┌──
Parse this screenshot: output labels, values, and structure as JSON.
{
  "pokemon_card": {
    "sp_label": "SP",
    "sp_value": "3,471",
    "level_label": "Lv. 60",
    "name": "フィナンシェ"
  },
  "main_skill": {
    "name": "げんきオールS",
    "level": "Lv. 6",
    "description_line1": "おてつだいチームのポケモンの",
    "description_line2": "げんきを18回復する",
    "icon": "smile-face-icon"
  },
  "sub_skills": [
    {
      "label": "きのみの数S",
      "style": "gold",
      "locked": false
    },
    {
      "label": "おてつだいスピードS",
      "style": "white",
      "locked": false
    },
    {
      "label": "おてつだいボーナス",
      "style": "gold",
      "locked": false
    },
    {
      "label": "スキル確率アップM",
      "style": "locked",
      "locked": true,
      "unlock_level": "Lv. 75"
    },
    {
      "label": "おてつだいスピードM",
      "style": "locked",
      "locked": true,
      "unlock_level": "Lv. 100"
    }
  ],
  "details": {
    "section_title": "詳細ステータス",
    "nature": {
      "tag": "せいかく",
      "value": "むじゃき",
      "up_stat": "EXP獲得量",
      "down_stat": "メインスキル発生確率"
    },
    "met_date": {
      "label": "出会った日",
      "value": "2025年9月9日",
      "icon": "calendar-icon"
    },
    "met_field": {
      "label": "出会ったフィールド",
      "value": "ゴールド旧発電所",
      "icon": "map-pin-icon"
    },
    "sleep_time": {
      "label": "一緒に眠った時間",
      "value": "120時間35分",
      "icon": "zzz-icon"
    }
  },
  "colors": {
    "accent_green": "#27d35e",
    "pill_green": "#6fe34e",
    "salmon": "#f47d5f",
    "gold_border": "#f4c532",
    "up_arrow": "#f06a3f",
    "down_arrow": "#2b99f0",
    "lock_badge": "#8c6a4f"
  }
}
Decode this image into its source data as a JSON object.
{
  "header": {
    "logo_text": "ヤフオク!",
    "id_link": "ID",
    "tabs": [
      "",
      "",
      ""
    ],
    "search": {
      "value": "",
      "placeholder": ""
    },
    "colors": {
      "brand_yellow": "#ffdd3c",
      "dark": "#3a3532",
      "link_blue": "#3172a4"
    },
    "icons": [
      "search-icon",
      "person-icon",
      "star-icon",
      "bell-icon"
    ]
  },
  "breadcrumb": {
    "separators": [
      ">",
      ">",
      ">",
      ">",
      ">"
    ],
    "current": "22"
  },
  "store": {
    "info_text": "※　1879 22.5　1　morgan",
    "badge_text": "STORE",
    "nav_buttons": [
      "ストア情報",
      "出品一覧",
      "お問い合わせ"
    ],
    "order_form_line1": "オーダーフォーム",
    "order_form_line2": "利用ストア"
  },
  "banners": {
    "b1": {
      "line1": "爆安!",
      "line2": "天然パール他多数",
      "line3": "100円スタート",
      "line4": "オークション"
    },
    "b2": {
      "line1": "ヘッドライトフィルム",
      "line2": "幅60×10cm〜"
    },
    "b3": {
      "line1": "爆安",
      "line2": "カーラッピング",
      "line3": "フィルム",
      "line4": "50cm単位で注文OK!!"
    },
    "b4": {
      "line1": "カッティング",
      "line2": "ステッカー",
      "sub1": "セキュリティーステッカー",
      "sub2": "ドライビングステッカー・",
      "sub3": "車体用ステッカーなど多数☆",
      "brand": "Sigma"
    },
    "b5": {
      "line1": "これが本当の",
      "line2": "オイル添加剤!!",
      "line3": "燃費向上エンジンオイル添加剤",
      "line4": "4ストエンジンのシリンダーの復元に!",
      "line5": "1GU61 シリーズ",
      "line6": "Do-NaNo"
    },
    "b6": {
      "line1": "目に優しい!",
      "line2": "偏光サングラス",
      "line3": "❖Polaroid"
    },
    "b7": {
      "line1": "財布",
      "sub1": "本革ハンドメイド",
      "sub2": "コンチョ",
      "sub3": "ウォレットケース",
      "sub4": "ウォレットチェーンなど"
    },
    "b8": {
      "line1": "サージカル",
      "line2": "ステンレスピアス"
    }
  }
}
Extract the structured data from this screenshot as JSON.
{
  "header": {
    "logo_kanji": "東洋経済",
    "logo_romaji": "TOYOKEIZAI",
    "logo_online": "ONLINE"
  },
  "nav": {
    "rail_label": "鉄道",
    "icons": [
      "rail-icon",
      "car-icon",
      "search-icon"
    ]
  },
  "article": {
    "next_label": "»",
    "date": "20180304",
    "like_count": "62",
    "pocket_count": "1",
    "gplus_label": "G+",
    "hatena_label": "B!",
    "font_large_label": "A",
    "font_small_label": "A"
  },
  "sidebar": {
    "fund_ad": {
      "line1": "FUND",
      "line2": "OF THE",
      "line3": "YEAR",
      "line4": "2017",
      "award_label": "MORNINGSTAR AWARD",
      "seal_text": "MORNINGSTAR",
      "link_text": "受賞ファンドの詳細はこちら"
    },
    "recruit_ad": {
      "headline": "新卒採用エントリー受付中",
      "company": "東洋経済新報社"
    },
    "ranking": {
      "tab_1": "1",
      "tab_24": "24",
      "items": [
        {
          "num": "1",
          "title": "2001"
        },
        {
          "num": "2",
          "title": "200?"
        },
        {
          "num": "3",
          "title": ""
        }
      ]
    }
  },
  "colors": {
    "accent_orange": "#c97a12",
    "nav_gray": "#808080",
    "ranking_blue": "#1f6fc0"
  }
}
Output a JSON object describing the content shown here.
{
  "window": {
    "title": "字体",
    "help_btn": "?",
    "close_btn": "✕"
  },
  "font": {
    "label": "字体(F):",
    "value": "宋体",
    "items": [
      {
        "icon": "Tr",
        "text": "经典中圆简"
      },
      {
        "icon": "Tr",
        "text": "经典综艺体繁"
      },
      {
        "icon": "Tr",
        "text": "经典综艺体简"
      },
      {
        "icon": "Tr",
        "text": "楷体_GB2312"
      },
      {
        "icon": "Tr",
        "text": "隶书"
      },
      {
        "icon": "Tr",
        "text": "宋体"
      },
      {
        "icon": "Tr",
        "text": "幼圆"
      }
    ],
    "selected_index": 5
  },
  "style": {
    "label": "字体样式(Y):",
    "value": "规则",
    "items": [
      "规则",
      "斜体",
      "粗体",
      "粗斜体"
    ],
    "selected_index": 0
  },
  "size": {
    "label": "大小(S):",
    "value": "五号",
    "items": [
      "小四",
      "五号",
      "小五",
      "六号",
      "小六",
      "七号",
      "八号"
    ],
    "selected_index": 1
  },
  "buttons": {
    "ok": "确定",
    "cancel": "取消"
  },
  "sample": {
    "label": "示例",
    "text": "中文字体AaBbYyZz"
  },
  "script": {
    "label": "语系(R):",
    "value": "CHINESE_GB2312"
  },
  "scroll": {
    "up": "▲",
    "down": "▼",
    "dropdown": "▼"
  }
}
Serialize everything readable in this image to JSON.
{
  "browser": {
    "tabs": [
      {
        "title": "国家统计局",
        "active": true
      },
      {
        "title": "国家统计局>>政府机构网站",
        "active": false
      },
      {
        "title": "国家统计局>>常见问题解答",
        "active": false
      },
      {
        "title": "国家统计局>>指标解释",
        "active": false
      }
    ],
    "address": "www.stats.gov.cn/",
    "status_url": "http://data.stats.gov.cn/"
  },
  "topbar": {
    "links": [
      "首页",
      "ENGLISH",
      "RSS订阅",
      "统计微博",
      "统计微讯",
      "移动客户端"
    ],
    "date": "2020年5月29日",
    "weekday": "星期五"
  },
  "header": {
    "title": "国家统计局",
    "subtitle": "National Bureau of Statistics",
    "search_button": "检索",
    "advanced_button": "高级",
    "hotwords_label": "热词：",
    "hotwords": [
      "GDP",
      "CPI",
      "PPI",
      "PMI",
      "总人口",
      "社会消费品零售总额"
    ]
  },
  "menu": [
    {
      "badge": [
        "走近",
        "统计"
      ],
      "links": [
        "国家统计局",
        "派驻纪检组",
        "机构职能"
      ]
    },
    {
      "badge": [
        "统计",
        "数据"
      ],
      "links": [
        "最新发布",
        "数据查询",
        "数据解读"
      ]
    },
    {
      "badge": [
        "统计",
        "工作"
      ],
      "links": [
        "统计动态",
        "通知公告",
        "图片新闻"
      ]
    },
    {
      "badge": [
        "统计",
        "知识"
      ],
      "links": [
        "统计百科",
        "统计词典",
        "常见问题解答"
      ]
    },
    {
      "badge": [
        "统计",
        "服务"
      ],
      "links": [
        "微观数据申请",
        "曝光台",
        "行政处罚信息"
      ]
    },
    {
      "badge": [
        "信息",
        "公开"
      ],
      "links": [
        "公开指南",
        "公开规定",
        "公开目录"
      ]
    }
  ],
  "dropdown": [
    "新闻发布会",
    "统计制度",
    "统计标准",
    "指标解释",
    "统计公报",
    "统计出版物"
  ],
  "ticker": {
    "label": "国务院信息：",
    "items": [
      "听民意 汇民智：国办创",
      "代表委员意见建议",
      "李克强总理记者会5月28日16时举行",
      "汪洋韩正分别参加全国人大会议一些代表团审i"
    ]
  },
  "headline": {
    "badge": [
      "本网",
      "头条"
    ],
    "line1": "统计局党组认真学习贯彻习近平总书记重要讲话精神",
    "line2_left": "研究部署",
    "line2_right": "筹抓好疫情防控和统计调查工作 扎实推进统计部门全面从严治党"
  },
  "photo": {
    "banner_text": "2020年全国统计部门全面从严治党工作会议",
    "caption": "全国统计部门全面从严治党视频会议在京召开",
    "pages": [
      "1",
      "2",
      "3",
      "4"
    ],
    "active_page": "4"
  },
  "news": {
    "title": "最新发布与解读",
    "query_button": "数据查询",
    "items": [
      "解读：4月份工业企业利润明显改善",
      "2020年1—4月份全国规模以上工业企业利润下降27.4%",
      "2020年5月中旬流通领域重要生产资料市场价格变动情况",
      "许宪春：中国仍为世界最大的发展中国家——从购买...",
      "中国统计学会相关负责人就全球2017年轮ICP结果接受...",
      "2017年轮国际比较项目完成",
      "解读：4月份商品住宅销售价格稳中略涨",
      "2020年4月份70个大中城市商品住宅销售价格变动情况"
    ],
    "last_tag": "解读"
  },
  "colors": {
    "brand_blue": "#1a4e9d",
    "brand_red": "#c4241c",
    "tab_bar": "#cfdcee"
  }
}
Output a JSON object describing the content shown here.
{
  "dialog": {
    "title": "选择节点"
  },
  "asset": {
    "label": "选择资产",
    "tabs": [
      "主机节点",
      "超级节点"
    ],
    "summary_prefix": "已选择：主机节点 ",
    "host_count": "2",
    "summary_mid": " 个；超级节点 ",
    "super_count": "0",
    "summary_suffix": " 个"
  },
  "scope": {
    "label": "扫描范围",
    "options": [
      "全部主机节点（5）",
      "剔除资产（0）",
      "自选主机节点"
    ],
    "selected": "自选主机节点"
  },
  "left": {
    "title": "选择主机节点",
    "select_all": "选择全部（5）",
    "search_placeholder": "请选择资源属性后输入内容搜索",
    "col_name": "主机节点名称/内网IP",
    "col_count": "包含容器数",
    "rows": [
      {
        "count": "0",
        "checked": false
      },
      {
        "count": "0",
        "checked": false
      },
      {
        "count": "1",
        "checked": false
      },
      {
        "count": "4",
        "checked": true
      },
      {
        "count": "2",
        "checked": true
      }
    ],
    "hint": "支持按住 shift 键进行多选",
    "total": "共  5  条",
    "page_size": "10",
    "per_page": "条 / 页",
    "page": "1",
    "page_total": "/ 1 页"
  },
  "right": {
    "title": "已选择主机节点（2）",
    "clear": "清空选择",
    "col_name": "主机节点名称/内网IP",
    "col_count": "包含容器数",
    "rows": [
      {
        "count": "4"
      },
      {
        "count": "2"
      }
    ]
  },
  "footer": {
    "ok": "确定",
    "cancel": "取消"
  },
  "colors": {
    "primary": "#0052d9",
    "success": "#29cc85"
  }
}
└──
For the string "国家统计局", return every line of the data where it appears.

Answer to this exercise:
        "title": "国家统计局",
        "title": "国家统计局>>政府机构网站",
        "title": "国家统计局>>常见问题解答",
        "title": "国家统计局>>指标解释",
    "title": "国家统计局",
        "国家统计局",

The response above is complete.